Dr. Joseph Bordogna
Chief Operating Officer
NATIONAL SCIENCE FOUNDATION
Chikyu Launching Ceremony
January 18, 2002
Her Imperial Highness Princess Sayako, ladies and gentlemen.
It is my honor and distinct pleasure to attend today's
ceremonies. This event officially marks the beginning
of a significant contribution by Japan to our ability
to study the Earth, the Oceans, and the Biosphere.
As an engineer, I have a special appreciation for
the technical challenges that have been met in the
design and construction so far completed. I realize,
of course, that there are many rewarding challenges
still to be faced in completing and outfitting the
As a government science and engineering officer, I
am equally impressed by the success of our colleagues
at the Ministry of Education, Sport, Culture, Science
and Technology (MEXT) in the responsible process of
securing governmental approval and resources for such
a special project. And, to our friends at the Japan
Marine Science and Technology Center (JAMSTEC), who
will manage the operation of the vessel, I wish you
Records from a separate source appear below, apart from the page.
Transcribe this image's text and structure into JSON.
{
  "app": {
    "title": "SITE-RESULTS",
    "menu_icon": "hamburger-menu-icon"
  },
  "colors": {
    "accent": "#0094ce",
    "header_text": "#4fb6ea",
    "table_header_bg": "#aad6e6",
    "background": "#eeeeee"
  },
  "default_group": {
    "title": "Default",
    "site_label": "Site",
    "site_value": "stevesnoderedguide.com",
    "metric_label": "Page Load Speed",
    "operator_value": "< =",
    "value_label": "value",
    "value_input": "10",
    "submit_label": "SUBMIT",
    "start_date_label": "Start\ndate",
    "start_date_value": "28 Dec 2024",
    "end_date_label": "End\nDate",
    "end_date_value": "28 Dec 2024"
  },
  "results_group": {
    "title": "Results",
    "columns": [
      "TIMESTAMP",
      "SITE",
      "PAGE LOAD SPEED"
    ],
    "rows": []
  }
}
much success in your continuing planning and efforts
to provide forefront scientific, technical and drilling
capabilities for the vessel.
As a former naval officer, I offer my fond wishes to
those who will sail in this ship and experience the
beauty and thrills of the sea as they pursue discovery
in the deep.
The name Chikyu (Earth) is very appropriate for the
new vessel. For many years to come, it will be a cornerstone
for global scientific ocean drilling as part of the
new Integrated Ocean Drilling Program (IODP). The
IODP will address many of the most fundamental and
societally important problems in Earth and Ocean Science,
ranging from the mechanisms of earthquake generation
and occurrence, to the distribution and composition
of the Earth's deep biosphere.
The Chikyu will provide a new capability in ocean drilling
that allows deep drilling of the earth's crust and
drilling in areas where special precautions and controls
are required. We have not had such a capability previously
- our National Science Foundation looks forward to
the results of your first successful drilling.
MEXT and NSF have worked together in sharing leadership
for the new IODP. The program, however, is envisioned
as a true international partnership of scientists
and funding agencies from many countries. Under the
leadership of Drs. Jim Kinoshita (JAMSTEC) and Ted
Moore (University of Michigan) the international scientific
community has begun the detailed science planning
for the IODP. Plans for the Program include a second
drill ship to be provided by the NSF, and short-term
use of additional drilling platforms to be provided
by our European partners.
In the tradition of scientific ocean drilling, IODP's
success will require international coordination, and
commitment of intellectual and financial resources.
MEXT and NSF both look forward to the formal endorsement
and commitment to participate from many of the international
organizations represented here today. In particular,
we welcome the recent announcement of support for
the IODP from our colleagues at the Natural Environment
Research Council in the United Kingdom.
Although this launching marks a new beginning in ocean
drilling, it also highlights a long and productive
collaboration between the National Science Foundation
and the universities and Government of Japan. The
Ocean Research Institute at the University of Tokyo
is one of our oldest partners in ocean drilling. It
joined the Deep Sea Drilling Project in 1974.
NSF's cooperation with Japan goes back to 1961 - when
we signed NSF's first international agreement in bilateral
science with the Japan Society for the Promotion of
Science (JSPS). At that time, we established an NSF
office in Tokyo to facilitate its implementation.
The NSF-JSPS Cooperative Research Program established
under that agreement continues to this day.
In the intervening years, of course, U.S.-Japan bilateral
science and engineering relations have expanded significantly
so that NSF (and many other U.S. agencies) now enjoy
mutually beneficial relations with a wide range of
government organizations in Japan - and our scientists
and engineers cooperate in virtually every field.
With the operation of the Chikyu, and the beginning
of the IODP, I look forward to a significant expansion
in our cooperation in the Earth and Ocean Sciences.
I wish you smooth sailing and good drilling!!